***** Input

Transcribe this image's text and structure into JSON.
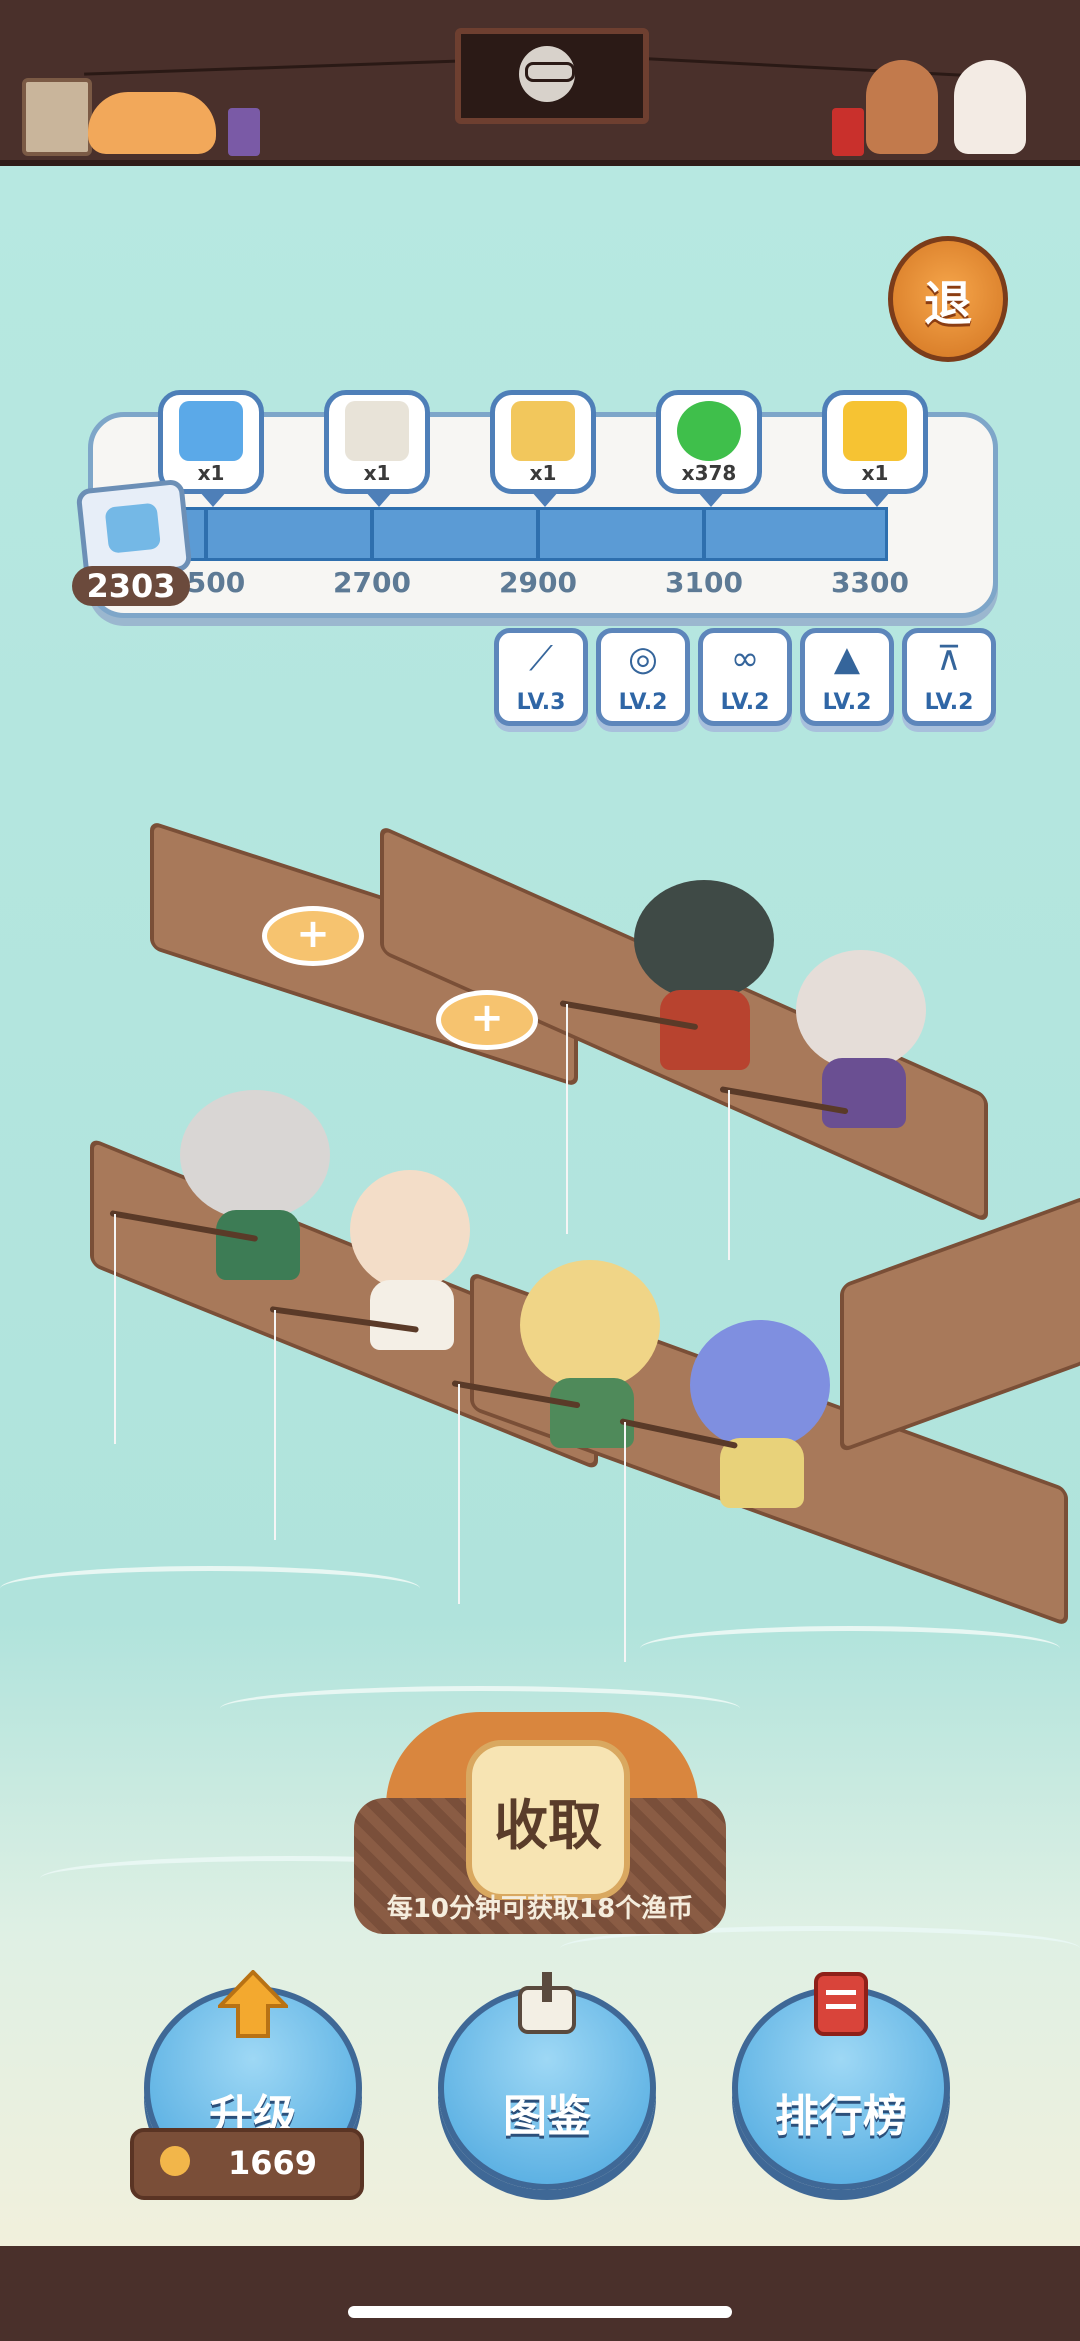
{
  "header": {
    "portrait": "raccoon-portrait"
  },
  "quit_label": "退",
  "progress": {
    "score": "2303",
    "milestones": [
      {
        "value": "2500",
        "label": "500",
        "reward_icon": "character-card-icon",
        "count": "x1",
        "color": "#5ba9e8"
      },
      {
        "value": "2700",
        "label": "2700",
        "reward_icon": "dice-ticket-icon",
        "count": "x1",
        "color": "#e8e3d8"
      },
      {
        "value": "2900",
        "label": "2900",
        "reward_icon": "llama-card-icon",
        "count": "x1",
        "color": "#f2c75c"
      },
      {
        "value": "3100",
        "label": "3100",
        "reward_icon": "green-coin-icon",
        "count": "x378",
        "color": "#3fbf4b"
      },
      {
        "value": "3300",
        "label": "3300",
        "reward_icon": "calendar-ticket-icon",
        "count": "x1",
        "color": "#f6c333"
      }
    ],
    "fill_fraction": 1.0
  },
  "upgrades": [
    {
      "name": "rod-upgrade",
      "icon": "fishing-rod-icon",
      "level": "LV.3"
    },
    {
      "name": "reel-upgrade",
      "icon": "reel-icon",
      "level": "LV.2"
    },
    {
      "name": "line-upgrade",
      "icon": "line-spool-icon",
      "level": "LV.2"
    },
    {
      "name": "bait-upgrade",
      "icon": "bait-icon",
      "level": "LV.2"
    },
    {
      "name": "stand-upgrade",
      "icon": "stand-icon",
      "level": "LV.2"
    }
  ],
  "collect": {
    "label": "收取",
    "note": "每10分钟可获取18个渔币"
  },
  "buttons": {
    "upgrade": "升级",
    "collection": "图鉴",
    "ranking": "排行榜"
  },
  "coins": "1669",
  "colors": {
    "topbar": "#4a302b",
    "sea": "#b7e8e1",
    "accent": "#5b9bd5",
    "button": "#4aa6de"
  }
}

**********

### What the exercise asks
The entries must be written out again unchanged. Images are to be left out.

### Finished exercise
Transcribe this image's text and structure into JSON.
{
  "header": {
    "portrait": "raccoon-portrait"
  },
  "quit_label": "退",
  "progress": {
    "score": "2303",
    "milestones": [
      {
        "value": "2500",
        "label": "500",
        "reward_icon": "character-card-icon",
        "count": "x1",
        "color": "#5ba9e8"
      },
      {
        "value": "2700",
        "label": "2700",
        "reward_icon": "dice-ticket-icon",
        "count": "x1",
        "color": "#e8e3d8"
      },
      {
        "value": "2900",
        "label": "2900",
        "reward_icon": "llama-card-icon",
        "count": "x1",
        "color": "#f2c75c"
      },
      {
        "value": "3100",
        "label": "3100",
        "reward_icon": "green-coin-icon",
        "count": "x378",
        "color": "#3fbf4b"
      },
      {
        "value": "3300",
        "label": "3300",
        "reward_icon": "calendar-ticket-icon",
        "count": "x1",
        "color": "#f6c333"
      }
    ],
    "fill_fraction": 1.0
  },
  "upgrades": [
    {
      "name": "rod-upgrade",
      "icon": "fishing-rod-icon",
      "level": "LV.3"
    },
    {
      "name": "reel-upgrade",
      "icon": "reel-icon",
      "level": "LV.2"
    },
    {
      "name": "line-upgrade",
      "icon": "line-spool-icon",
      "level": "LV.2"
    },
    {
      "name": "bait-upgrade",
      "icon": "bait-icon",
      "level": "LV.2"
    },
    {
      "name": "stand-upgrade",
      "icon": "stand-icon",
      "level": "LV.2"
    }
  ],
  "collect": {
    "label": "收取",
    "note": "每10分钟可获取18个渔币"
  },
  "buttons": {
    "upgrade": "升级",
    "collection": "图鉴",
    "ranking": "排行榜"
  },
  "coins": "1669",
  "colors": {
    "topbar": "#4a302b",
    "sea": "#b7e8e1",
    "accent": "#5b9bd5",
    "button": "#4aa6de"
  }
}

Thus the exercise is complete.